◆ Exercise
Go through the data below and return each line containing the word "JSON".

◆ Working data
- Opening Delimiter -

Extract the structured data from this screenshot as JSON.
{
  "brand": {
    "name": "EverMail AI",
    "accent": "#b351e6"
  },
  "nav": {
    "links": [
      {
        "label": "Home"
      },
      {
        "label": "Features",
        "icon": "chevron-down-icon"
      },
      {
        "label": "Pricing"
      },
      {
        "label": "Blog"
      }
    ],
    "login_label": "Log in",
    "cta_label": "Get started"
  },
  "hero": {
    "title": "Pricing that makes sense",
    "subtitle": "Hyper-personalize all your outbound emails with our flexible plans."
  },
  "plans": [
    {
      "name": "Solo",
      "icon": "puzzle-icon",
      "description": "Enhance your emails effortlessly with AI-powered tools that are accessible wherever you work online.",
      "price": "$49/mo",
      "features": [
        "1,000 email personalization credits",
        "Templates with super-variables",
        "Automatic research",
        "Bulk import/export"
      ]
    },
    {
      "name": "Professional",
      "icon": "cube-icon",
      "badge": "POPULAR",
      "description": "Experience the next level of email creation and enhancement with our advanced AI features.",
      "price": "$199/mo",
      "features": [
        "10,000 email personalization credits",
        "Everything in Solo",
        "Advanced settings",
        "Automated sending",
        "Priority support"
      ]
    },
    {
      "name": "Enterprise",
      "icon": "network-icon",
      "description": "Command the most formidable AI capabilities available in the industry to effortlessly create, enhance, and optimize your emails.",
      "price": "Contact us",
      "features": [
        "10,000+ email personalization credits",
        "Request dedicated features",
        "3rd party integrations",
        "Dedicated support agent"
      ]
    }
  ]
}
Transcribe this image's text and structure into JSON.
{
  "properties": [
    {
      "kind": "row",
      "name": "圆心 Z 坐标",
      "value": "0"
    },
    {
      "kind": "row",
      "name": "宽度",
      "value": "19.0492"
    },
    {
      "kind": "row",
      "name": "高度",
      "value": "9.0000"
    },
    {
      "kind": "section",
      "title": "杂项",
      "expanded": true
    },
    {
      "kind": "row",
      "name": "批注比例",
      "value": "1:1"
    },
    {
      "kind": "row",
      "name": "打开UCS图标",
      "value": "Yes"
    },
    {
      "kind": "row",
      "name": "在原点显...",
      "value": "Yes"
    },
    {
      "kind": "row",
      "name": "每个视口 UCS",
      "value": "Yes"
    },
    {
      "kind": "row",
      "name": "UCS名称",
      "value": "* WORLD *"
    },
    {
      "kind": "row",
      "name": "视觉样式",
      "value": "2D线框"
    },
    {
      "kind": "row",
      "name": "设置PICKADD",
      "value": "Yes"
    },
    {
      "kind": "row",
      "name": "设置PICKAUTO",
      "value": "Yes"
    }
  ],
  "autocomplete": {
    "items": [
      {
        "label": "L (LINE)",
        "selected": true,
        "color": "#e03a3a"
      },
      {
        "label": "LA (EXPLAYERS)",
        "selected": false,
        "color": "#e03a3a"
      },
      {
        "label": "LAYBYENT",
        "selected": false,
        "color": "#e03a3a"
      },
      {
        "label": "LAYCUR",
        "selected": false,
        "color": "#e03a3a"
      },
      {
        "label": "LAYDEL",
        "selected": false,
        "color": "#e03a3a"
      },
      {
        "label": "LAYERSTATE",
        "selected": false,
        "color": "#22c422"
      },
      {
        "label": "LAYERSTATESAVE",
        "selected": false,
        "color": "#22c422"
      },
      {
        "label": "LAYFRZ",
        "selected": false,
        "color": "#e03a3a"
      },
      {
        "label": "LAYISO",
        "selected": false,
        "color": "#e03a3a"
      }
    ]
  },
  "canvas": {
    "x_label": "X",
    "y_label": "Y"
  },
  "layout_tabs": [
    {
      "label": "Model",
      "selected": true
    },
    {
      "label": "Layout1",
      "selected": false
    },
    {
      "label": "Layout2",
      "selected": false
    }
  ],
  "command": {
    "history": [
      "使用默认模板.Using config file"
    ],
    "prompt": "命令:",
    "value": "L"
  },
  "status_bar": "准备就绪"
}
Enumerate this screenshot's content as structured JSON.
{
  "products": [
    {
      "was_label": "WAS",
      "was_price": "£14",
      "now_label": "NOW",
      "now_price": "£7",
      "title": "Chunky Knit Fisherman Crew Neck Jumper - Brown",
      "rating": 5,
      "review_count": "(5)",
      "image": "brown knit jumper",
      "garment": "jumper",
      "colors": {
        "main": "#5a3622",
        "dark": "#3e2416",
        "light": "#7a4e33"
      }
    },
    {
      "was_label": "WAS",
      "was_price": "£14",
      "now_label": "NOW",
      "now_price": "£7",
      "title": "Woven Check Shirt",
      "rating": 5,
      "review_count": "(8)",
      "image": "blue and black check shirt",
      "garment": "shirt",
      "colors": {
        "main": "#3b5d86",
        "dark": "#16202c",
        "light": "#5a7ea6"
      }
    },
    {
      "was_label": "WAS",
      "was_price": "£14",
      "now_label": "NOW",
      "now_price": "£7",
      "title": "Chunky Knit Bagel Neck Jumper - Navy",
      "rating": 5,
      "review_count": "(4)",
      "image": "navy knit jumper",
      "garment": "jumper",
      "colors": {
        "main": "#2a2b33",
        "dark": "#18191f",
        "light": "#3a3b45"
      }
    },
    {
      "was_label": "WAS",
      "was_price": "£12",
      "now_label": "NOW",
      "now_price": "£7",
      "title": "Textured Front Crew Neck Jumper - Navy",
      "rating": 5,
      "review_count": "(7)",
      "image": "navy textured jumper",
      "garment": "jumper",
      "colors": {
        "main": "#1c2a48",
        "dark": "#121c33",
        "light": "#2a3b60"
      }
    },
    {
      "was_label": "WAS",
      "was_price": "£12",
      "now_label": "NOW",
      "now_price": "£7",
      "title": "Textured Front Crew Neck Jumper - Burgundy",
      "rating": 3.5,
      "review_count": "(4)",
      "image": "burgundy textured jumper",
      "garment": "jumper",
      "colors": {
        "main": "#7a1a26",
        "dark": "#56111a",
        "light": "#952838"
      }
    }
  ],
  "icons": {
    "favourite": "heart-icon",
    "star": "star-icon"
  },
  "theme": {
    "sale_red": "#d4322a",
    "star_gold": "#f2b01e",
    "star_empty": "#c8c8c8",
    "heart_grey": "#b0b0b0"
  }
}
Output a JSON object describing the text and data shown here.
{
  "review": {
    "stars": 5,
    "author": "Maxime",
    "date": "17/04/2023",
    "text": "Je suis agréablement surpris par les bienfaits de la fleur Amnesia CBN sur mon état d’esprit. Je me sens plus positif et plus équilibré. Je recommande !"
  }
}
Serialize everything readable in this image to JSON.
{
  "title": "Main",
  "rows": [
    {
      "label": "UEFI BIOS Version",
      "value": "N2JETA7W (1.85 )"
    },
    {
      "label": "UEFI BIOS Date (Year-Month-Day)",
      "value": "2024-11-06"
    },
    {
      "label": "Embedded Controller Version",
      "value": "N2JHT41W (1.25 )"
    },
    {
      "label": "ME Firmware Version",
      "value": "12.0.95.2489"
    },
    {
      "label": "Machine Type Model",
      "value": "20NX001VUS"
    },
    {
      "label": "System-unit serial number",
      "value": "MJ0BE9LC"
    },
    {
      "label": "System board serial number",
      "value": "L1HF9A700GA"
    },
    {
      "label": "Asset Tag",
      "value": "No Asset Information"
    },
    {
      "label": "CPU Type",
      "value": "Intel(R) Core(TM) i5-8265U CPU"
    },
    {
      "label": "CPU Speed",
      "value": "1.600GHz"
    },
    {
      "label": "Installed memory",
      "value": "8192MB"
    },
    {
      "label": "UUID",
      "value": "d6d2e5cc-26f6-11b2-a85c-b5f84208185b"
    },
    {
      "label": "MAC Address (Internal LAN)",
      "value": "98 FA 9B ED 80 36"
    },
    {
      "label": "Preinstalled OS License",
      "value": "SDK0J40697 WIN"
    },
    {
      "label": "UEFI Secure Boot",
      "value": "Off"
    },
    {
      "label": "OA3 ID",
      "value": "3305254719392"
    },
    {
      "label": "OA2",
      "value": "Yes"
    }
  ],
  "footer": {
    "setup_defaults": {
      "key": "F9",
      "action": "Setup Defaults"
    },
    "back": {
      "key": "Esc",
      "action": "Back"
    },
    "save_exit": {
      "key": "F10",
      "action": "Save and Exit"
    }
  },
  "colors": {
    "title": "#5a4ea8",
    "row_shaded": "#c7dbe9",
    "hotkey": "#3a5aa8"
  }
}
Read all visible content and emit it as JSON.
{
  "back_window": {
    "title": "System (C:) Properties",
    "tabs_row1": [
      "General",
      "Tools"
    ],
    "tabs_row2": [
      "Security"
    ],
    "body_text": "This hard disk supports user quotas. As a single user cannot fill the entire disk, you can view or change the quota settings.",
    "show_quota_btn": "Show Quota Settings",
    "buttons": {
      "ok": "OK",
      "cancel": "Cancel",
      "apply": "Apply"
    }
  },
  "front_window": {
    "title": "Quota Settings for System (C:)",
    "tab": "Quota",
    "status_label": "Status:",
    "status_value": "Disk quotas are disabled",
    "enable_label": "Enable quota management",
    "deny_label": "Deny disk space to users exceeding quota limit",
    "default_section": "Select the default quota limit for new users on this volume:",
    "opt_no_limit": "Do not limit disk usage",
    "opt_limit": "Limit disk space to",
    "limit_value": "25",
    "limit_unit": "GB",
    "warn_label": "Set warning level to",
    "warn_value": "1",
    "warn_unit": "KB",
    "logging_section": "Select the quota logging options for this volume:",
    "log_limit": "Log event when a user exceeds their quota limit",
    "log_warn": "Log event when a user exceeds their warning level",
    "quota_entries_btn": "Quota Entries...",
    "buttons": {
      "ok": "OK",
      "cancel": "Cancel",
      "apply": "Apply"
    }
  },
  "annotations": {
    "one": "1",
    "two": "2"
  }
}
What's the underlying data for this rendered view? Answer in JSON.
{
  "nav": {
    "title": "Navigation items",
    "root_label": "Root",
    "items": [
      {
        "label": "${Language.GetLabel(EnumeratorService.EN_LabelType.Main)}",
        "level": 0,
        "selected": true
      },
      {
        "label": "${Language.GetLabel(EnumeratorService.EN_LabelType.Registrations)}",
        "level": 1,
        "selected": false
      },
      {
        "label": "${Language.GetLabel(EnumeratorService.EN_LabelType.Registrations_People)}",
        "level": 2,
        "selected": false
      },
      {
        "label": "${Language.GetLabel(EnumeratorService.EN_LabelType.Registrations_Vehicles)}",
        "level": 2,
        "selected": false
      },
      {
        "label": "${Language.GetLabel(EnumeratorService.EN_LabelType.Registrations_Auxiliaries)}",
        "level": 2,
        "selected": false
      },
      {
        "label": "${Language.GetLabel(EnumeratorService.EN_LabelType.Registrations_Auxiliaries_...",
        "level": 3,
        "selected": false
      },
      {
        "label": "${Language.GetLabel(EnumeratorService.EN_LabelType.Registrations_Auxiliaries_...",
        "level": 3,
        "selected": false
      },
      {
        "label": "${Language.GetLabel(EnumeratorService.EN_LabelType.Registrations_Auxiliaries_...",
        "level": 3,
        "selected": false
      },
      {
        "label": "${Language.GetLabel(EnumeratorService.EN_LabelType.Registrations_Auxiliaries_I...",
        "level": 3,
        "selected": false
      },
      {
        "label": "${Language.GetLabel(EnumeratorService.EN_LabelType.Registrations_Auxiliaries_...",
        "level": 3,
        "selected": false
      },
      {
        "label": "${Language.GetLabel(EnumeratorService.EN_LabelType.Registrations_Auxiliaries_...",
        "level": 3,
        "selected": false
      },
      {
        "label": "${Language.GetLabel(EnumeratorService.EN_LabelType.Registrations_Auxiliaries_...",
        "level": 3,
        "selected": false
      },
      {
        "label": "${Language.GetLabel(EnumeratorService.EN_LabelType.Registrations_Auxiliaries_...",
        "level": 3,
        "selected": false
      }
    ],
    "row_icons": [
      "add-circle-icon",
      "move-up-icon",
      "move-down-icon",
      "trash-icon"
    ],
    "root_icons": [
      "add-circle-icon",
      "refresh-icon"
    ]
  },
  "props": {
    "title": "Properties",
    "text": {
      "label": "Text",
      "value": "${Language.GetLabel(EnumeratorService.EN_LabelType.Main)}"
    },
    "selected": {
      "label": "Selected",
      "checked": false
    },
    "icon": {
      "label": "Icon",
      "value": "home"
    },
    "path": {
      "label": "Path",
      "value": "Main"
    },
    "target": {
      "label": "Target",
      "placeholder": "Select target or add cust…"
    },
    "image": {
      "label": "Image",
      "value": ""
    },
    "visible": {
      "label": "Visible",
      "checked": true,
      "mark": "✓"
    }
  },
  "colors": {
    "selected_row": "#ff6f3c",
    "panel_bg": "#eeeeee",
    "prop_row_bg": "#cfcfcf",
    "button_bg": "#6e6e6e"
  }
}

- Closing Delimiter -

◆ Answer box
Extract the structured data from this screenshot as JSON.
Transcribe this image's text and structure into JSON.
Enumerate this screenshot's content as structured JSON.
Output a JSON object describing the text and data shown here.
Serialize everything readable in this image to JSON.
Read all visible content and emit it as JSON.
What's the underlying data for this rendered view? Answer in JSON.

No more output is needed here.